NEW historical finds from an archaeological dig site at Cannington are believed to go as far back as the 10th century.
Villagers living near Cannington Court, which is currently being restored by EDF Energy in partnership with Bridgwater College, were given an exclusive glimpse at the site last week.
During construction work for the new Brassage building, the post-medieval main approach to Cannington Court, dated to around the 18th to 19th centuries, was revealed.
Pottery from the 10th to 12th centuries and a large fragment of a mill stone were also discovered, alongside earlier medieval buildings, water culverts and floor surfaces - the earliest of which dates to the 11th century.
Laura Joyner, of Wessex Archaeology, told the Mercury: “The most interesting thing we’ve found is a pottery fragment which dates between the 10th and 12th century.
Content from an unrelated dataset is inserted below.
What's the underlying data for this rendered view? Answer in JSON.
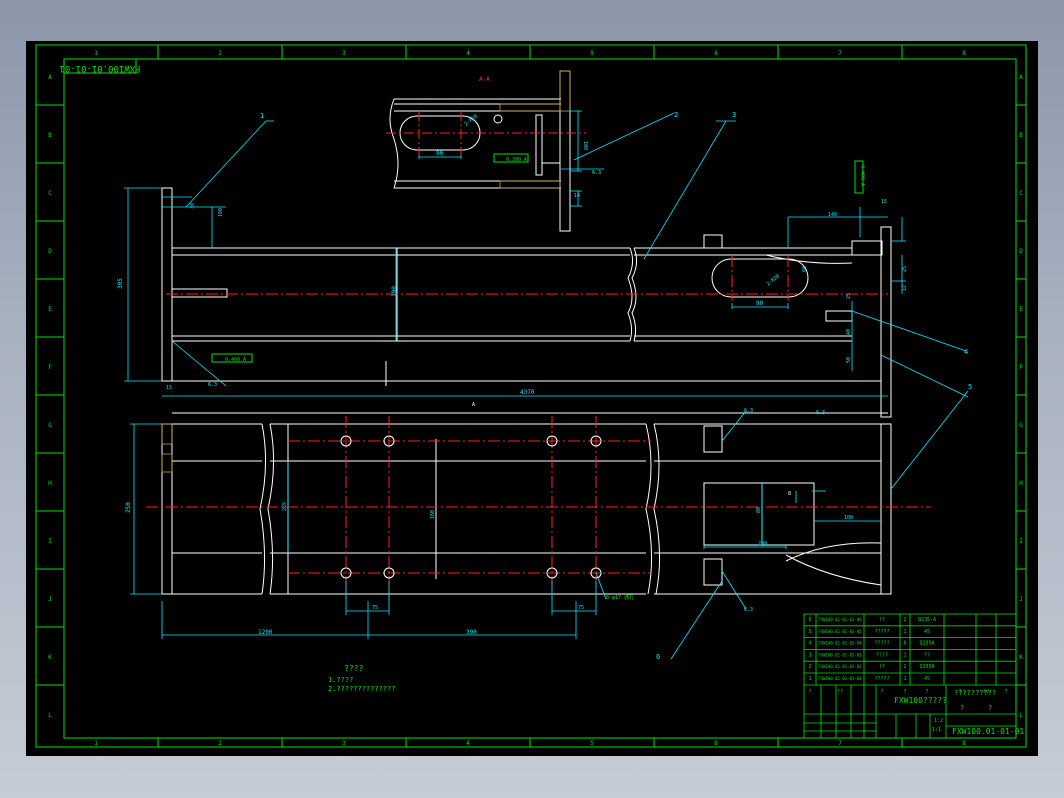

It was found under an ancient wall.
“A nunnery was situated on the site and it was self-sufficient, contained within the walls. Ladies from the gentry would have come here on holidays or to retire, so the people would have been wealthy.
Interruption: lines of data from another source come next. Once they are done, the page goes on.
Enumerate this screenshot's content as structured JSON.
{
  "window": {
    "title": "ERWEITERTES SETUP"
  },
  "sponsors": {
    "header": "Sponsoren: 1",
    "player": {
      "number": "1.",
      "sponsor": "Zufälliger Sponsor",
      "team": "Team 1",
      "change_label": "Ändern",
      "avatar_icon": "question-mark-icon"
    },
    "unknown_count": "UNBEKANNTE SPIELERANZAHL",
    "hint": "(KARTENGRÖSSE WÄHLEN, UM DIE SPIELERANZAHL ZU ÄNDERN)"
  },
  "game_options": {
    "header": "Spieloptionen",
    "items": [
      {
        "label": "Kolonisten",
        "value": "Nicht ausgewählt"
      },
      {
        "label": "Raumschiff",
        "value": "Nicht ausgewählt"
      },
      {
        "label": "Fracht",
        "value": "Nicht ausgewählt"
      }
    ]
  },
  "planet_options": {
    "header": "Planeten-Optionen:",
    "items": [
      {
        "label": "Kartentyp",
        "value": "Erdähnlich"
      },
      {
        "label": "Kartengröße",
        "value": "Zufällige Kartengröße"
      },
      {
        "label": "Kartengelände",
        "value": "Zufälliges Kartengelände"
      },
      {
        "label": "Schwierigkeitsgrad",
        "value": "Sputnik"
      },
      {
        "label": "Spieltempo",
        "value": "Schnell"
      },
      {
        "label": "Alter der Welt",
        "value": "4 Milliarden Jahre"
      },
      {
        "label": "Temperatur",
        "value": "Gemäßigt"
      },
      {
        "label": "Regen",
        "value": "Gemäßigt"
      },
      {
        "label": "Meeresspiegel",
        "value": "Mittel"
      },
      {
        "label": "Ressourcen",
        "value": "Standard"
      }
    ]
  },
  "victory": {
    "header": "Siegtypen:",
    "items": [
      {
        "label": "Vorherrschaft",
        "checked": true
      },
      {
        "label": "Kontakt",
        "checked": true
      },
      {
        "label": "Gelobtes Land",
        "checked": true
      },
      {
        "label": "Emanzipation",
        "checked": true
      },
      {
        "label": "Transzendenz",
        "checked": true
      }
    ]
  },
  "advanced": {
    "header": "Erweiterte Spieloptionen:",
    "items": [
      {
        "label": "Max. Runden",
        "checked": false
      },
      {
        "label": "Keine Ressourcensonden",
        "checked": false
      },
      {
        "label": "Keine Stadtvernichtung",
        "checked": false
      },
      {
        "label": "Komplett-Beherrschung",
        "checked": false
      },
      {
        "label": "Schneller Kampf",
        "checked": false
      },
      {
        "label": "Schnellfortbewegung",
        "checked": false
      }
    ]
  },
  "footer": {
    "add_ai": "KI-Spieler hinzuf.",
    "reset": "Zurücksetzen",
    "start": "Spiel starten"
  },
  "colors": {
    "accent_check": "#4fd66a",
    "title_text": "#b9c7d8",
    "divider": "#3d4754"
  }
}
“What’s interesting is there are a lot of scandals hidden in the archives relating to the nunnery, such as accounts of nuns becoming pregnant.”
The finds will now be cleaned, examined, labelled and shipped off to the county repository, most likely Somerset Heritage Centre in Taunton.
Colin Allen, chairman of Cannington Parish Council, said: “Once we told people there was going to be an exhibition at the dig site, there was a lot of interest from residents.
“There’s a lot of history in Cannington and we share that interest as a community. It would be nice to have some if the pieces returned to be displayed here.”
It is hoped EDF will display some at the site, which it will lease from Bridgwater College, turning Cannington Court into EDF Energy’s UK company-wide training facility.
Marc Coltelli, head of campus project for EDF Energy, said: “EDF Energy is very excited about this important find at Cannington Court.
“As part of our sustainability ambitions we are keen to preserve the heritage of this wonderful building as we create a state of the art training centre for all our employees in the UK.”
Conservation work using stone masonry, carpentry, joinery, roofing, leadwork, glazing and lime rendering, has already been carried out, with the new training centre due to be fully operational in 2014.